Last year several studies in Australia uncovered how data collected by social media companies is used by unhealthy product industries, including Big Alcohol, to target their marketing and push kids to buy their products from a young age. This led to public outcry against social media companies collecting massive amounts of data on people, specifically children.
- A report by VicHealth, the Foundation for Alcohol Research and Education (FARE) and the Obesity Policy Coalition (OPC) uncovered that 940,000 Australian children were profiled as “interested in alcohol” by Facebook in 2018.
- Another report by Reset Australia published soon after exposed how Facebook collects and profiles children’s data for targeted advertising. They found Facebook profiled children as being interested in alcohol, tobacco and gambling. According to their analysis, reaching a thousand kids and teens profiled as interested in alcohol will only cost advertisers around $3.03.
Ultimately, Facebook changed their advertising restrictions. They will not allow advertisers to target children based on their interests anymore. However, Facebook has not committed to stop collecting data and profiling children as interested in harmful products.
Thus, the problem of social media companies colluding with Big Alcohol for profiling children remains. As observed in the C.A.N. report, in Sweden children who had consumed alcohol products saw even more advertisements for these products. The authors say this is partly explained by the social media search algorithms.
There is an urgent need to ensure children remain protected from Big Alcohol and other unhealthy commodity industries’ targeting when they are online. It is unethical to be collecting data on children about risky or unhealthy behaviors. Legally children cannot consume such products hence they should not be considered as “interested” in them.

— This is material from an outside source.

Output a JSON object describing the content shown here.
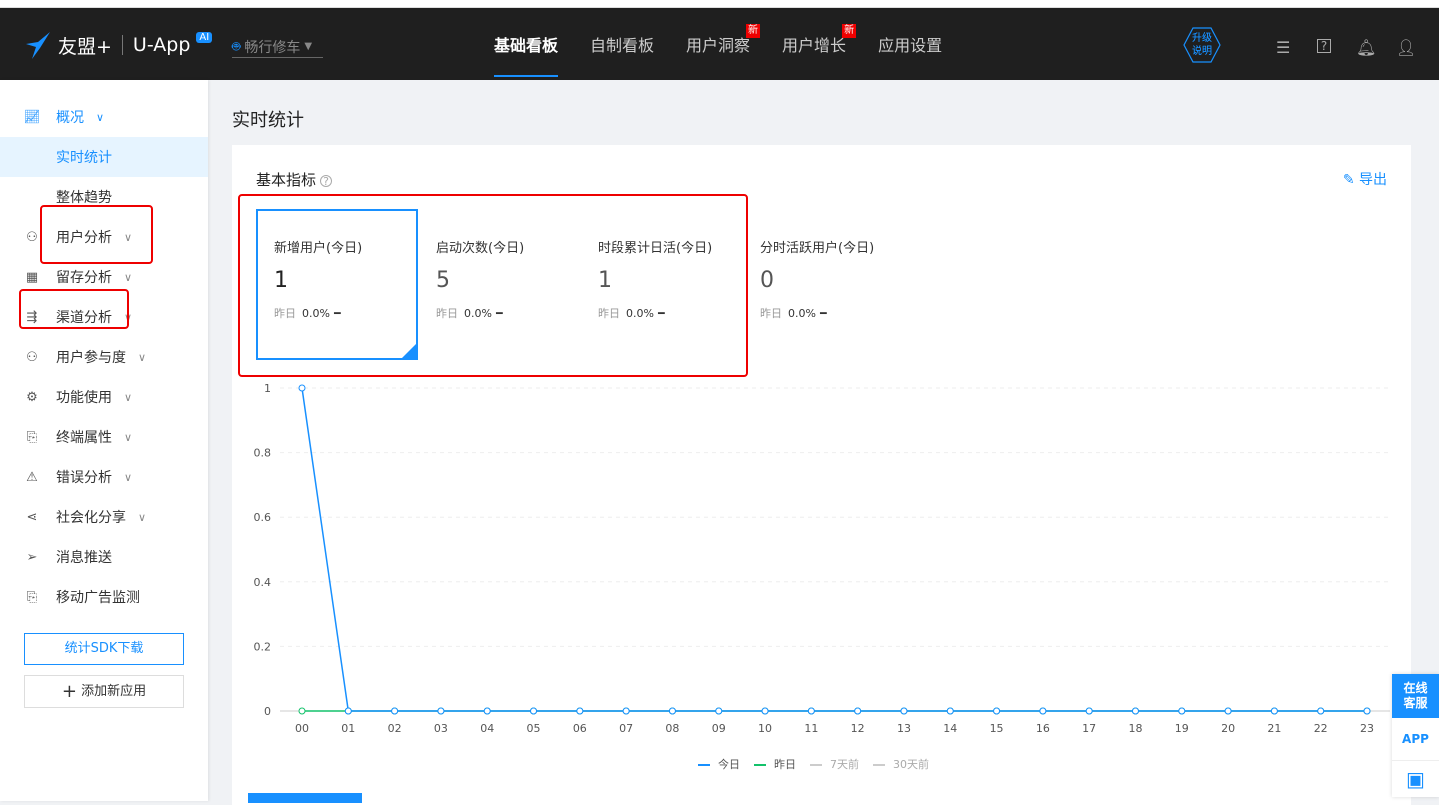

Swedish law clearly doesn’t allow for targeted advertising to anyone under 25 years of age. More stringent measures must be put in place to protect children and young people from this novel threat.
Accent: “Young people get alcohol via Snapchat and Instagram” [Translated from Swedish]
C.A.N.: “Young people’s alcohol supply via social media“[Translated from Swedish]